RECORDS SUPPLIED |
Segment Open

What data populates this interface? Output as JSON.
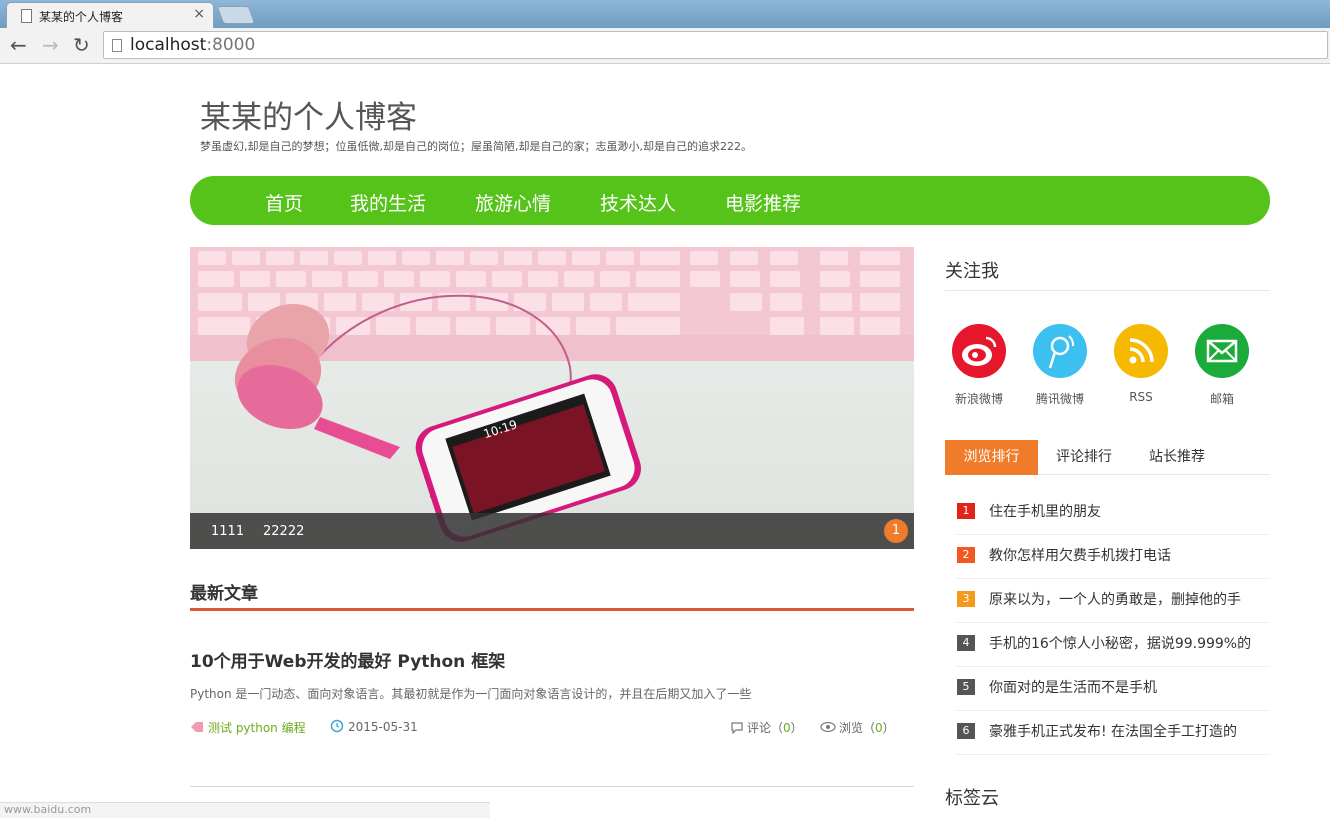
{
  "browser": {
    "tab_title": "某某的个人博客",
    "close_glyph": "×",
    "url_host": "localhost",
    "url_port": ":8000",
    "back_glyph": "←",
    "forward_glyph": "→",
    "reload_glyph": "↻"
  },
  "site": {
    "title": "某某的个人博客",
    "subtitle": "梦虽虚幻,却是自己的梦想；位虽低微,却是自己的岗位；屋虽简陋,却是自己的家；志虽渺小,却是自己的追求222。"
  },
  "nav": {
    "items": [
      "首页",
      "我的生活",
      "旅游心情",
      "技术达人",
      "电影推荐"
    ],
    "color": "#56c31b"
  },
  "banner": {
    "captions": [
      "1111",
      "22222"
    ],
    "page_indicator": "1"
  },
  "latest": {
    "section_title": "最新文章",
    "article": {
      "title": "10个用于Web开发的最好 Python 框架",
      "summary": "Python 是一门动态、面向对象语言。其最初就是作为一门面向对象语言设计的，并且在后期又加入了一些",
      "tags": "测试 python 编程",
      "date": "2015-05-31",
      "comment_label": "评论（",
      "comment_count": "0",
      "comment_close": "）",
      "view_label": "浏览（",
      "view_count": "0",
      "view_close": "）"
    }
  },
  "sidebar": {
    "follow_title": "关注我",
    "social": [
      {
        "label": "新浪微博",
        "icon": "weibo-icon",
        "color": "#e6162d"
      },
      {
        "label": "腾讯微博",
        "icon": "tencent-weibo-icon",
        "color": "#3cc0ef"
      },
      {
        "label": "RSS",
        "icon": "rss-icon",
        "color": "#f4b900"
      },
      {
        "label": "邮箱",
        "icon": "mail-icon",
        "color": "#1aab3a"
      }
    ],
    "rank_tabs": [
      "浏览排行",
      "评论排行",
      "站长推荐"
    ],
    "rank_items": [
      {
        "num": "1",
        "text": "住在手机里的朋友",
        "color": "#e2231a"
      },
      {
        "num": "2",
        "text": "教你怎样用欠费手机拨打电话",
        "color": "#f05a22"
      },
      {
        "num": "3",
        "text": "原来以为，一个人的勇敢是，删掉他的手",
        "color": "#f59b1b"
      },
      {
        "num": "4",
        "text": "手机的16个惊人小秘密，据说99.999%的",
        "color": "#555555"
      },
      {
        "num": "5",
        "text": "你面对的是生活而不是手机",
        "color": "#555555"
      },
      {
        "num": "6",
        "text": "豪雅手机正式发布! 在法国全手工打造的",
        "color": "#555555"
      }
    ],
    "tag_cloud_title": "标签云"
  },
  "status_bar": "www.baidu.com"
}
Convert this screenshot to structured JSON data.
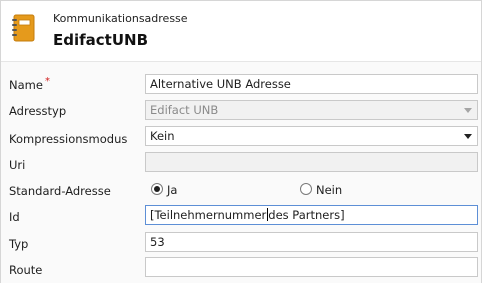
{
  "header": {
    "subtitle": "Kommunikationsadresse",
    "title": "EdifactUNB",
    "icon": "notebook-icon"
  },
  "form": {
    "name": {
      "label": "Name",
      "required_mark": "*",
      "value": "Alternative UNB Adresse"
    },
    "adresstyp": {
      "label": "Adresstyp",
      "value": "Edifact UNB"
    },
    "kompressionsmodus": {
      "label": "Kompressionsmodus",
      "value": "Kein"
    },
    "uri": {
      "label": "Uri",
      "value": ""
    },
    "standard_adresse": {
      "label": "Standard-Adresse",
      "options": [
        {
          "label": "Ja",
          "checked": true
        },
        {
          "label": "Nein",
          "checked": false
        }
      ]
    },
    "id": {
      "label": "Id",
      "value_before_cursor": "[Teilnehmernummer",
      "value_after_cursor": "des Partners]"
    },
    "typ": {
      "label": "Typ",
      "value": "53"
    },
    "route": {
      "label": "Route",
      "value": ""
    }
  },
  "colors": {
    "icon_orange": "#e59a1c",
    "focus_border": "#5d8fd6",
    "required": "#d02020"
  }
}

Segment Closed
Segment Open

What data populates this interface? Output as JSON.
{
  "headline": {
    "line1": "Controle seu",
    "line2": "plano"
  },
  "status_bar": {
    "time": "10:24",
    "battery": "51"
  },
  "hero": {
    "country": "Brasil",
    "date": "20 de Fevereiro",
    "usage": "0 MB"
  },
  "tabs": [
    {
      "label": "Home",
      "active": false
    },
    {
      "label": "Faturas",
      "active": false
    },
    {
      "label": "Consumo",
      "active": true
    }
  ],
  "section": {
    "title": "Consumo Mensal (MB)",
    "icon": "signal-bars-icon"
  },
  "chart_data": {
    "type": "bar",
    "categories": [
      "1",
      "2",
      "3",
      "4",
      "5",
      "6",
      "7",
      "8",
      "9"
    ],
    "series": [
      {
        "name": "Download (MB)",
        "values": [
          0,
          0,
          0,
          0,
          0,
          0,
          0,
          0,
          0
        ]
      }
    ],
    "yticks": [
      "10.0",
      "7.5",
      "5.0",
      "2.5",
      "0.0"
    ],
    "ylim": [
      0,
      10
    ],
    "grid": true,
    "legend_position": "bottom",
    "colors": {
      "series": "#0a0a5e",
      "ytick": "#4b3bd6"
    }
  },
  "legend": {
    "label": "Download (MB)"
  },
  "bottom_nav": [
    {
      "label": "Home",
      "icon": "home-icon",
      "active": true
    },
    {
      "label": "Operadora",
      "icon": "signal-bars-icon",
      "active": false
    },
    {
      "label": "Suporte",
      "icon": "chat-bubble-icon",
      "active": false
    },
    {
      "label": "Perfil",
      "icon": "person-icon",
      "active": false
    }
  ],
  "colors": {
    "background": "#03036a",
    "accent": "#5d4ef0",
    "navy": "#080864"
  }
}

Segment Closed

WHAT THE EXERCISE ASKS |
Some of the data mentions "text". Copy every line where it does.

EXPECTED ANSWER |
        "text": "住在手机里的朋友",
        "text": "教你怎样用欠费手机拨打电话",
        "text": "原来以为，一个人的勇敢是，删掉他的手",
        "text": "手机的16个惊人小秘密，据说99.999%的",
        "text": "你面对的是生活而不是手机",
        "text": "豪雅手机正式发布! 在法国全手工打造的",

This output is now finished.